If you’re a leaseholder and selling your home, your solicitor will need to get a Management Information Pack from us. This is a standard pack of details about your property, including any planned major works.
We charge a standard fee of £180 (inclusive of VAT) for one leasehold Management Information Pack. We aim to reply in ten working days from receipt of payment for initial enquiries and for any following enquiries we receive.
To request a pack, email firstname.lastname@example.org or phone 020 8375 8003.
The Management Information Pack for leasehold properties includes:
If you’re a solicitor and your client is buying, you should ask the seller’s solicitors to request the pre-assignment pack, as some information is covered under data protection.
If you’ve applied for a new mortgage or to borrow more money, or if you're a lender or solicitor and your client is remortgaging, then the mortgage provider may need a Remortgage Pack from us.
We charge a standard fee of £90 (inclusive of VAT) for one Remortgage Pack. We aim to reply in ten working days from receipt of payment for initial enquiries and for any following enquiries we receive.
As your lease term gets shorter, it’s important that you extend your lease to protect the value of your property.
Once you have been the leaseholder for two years, you have the legal right to extend your current lease with the council.
To do this, there are two options available to you:
As the leaseholder, one option is to go down the formal route. This is where you would serve a Section 41 Information Notice (discretionary), followed by a Section 42 notice under the Leasehold Reform Housing and Urban Development Act 1993.
If you want to use the statutory process, we suggest that you involve a solicitor. They will be able to make sure the notices are drafted correctly, and that all legal documentation is provided.

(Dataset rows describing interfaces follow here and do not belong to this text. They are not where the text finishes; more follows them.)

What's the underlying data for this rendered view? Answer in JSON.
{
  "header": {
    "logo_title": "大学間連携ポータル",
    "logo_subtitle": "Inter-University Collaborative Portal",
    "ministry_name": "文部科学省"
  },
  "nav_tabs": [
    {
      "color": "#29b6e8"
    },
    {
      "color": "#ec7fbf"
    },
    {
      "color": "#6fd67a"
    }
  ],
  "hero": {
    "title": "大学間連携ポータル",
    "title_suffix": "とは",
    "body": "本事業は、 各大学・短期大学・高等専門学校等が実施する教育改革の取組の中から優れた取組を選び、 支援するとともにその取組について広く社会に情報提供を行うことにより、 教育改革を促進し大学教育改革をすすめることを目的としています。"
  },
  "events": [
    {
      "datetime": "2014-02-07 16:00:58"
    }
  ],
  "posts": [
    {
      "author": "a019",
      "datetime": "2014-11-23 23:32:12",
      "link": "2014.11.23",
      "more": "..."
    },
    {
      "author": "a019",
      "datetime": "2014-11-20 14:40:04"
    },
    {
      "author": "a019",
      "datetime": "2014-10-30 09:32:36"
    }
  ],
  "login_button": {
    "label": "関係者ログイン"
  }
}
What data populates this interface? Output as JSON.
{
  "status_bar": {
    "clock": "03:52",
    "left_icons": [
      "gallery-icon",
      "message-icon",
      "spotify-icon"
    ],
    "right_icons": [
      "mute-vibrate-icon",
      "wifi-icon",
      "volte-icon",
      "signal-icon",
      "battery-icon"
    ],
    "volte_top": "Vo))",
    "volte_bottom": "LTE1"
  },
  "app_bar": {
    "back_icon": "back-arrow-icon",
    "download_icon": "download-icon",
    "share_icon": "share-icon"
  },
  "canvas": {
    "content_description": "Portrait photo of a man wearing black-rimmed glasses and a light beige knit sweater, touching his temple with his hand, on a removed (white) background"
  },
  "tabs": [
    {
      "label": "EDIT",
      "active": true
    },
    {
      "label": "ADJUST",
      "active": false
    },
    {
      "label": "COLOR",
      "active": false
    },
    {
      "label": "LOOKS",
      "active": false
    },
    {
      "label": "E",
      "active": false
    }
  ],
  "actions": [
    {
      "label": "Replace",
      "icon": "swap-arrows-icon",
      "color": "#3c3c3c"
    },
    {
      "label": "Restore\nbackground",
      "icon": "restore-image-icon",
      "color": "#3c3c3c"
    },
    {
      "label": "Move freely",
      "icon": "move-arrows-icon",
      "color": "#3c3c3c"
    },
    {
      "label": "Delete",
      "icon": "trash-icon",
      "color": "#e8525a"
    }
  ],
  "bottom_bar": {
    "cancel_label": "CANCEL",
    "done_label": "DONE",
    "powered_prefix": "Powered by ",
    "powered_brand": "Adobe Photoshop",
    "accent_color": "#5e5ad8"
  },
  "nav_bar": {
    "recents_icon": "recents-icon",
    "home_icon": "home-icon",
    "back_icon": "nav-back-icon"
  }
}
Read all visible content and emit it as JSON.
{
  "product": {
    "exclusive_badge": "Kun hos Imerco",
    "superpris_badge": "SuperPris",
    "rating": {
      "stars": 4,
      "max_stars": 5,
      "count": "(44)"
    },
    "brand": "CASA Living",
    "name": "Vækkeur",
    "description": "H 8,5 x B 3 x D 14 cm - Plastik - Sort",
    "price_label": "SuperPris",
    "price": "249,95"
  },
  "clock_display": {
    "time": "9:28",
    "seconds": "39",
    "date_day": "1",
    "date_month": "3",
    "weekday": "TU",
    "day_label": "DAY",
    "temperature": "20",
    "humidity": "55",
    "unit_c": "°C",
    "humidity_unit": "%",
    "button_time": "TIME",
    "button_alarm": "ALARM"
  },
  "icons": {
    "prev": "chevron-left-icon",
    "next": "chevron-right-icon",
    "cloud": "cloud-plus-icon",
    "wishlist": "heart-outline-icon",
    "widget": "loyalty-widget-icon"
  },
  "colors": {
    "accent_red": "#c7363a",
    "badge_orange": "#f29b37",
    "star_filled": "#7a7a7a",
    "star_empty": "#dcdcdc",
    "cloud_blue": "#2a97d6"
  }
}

As a second option, the council has an informal scheme which you can use. This process is simpler, and you don’t need to use a solicitor in order to apply, and provide basic information required. The price for the lease extension is the same, however you choose to apply.
You should note that you will need to use a solicitor to complete the transaction and register the lease extension with the Land Registry.
If choosing the informal route, here is a summary of the application process:
Both formal and informal routes require you to pay application costs, as well as any outstanding ground rent or service / major works charges on legal completion of the extension. A breakdown of the costs can be seen below.
As part of the formal route, the council’s administration, legal, and valuation costs must, by law, be paid on completion or withdrawal of your application:
As part of the informal route, the administration and valuation costs are payable at the start of the application process:
Leases are extended for 90 years in addition to the length of your current lease. The requirement to pay £10 a year ground rent is removed. All other terms of the lease remain the same.
The price for extending your lease depends on the value of the property and the number of years remaining on your lease. The value of your property is not usually affected until there is less than approximately 95 years left. The effect is small but the cost increases as term of the lease gets shorter.
The value of your property goes down significantly if the lease has less than 80 years left. This is because the price to extend your lease goes up significantly, as the law allows the council to share equally with the leaseholder in the increase in property value on the existing lease, compared to the value on the extended lease.
To read more about this and other leasehold information, as well as use an approximate price calculator, visit the independent government advice website, LEASE.
If you want to find out more about the council’s informal scheme, contact the Property Services Department by emailing email@example.com.
You should note that this is general guidance only, and there may be specific exceptions and circumstances that are not covered here.